  4. Ok , you win, this is more than enough to chew on to cover the missing posts for Wednesday, Thursday and Friday. Let's say it scares me now and then hearing and reading about what is going on over there in your country. Yeah to all of you for standing up and remaining up with all the pressure around you.

  5. Amen, sister.
    Been there, done that and the Christians wouldn't let me have a t-shirt because it would let their kids see my shoulders. :)
    For a post in similar theme, you might enjoy

  6. No DOUBT. We live in an area where we have a lot more secular homeschoolers, but it's still hard to find an organized homeschool group that isn't Christian based. I guess the Christians are more motivated than us lazy secular homeschoolers. I WAS tempted to join a group and pretend to be Christian until I realized they taught Creationism.


  7. Once again you've dropped off the face of the earth.


  8. Well, hopefully it helps to know you are not alone. Looks like a lot of us agree here. I just wish there were more of us that did, especially in the homeschool arena. I enrolled my son back in public school this year because I am lazy and it just felt like too much trying to find the right affordable non brainwashing curriculum. Of course sending him to public school is just as disheartening as even though there is SUPPOSED to be a separation of church and state there is a lot of that "churchy" ..."one of us" influence there too. He actually gets bullied pretty frequently by his "christian" friends while the predominantly "christian" teachers and admin turn a blind eye, because well..actually I don't know why. I guess because they can. Because this is Texas so they are the majority? Maybe it is because they think if you're going to be a heathen you should learn to accept that you are simply never going to be God's favorite? Who knows.But I appreciate you're take on it and for being brave enough to tell it like it is. AND for doing it so entertainingly. Your entries always make me smile and make me feel a little less alone.

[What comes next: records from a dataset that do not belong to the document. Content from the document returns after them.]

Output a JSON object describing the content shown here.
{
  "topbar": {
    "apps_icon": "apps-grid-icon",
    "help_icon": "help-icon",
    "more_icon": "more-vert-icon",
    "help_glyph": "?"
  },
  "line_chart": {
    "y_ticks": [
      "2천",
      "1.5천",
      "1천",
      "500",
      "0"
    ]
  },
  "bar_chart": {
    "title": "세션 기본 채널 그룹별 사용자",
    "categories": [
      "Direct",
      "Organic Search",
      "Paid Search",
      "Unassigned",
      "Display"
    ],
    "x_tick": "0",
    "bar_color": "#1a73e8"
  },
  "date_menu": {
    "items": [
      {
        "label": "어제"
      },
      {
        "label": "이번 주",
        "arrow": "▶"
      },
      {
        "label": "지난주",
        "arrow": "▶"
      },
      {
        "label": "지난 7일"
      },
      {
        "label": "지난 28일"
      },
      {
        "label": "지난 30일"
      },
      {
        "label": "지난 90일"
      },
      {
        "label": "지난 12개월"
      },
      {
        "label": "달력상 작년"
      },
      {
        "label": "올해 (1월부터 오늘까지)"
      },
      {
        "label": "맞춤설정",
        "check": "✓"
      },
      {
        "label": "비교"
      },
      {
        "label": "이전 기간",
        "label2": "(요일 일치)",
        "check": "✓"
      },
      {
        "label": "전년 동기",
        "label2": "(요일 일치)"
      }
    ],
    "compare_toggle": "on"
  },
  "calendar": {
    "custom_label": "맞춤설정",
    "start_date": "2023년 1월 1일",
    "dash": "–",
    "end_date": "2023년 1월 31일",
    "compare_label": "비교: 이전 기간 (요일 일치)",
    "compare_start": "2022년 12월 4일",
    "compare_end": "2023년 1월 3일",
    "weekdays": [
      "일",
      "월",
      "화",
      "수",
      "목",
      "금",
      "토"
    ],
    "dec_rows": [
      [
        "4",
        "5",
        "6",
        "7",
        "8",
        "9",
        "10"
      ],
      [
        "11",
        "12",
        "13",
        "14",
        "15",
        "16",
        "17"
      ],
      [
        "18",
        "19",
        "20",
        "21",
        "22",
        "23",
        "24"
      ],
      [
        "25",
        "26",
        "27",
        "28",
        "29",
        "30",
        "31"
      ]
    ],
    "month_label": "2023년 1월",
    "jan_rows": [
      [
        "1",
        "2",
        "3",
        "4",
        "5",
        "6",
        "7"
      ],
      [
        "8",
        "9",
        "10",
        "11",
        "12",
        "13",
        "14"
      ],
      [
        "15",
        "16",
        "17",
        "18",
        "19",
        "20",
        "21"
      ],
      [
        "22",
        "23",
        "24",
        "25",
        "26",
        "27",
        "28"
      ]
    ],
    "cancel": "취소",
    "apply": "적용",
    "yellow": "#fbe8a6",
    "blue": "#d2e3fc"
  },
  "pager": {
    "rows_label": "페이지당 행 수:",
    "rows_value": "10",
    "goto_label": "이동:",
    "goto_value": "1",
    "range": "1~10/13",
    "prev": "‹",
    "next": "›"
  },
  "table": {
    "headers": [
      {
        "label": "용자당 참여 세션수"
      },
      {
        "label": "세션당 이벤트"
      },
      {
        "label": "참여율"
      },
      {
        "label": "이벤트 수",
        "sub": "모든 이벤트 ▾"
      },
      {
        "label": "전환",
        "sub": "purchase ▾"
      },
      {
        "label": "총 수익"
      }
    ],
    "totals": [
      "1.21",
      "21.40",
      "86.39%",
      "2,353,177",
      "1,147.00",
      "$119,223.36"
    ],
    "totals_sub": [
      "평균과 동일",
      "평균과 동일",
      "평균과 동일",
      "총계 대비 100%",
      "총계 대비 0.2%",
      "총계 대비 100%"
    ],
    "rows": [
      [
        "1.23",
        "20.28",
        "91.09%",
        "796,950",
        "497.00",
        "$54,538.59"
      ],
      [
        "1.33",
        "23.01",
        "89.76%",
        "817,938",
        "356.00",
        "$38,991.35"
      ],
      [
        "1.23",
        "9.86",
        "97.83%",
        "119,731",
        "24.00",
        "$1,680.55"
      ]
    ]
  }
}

  9. Ugh... that should read ..."YOUR TAKE" NOT You' I hate when I do that. Sorry.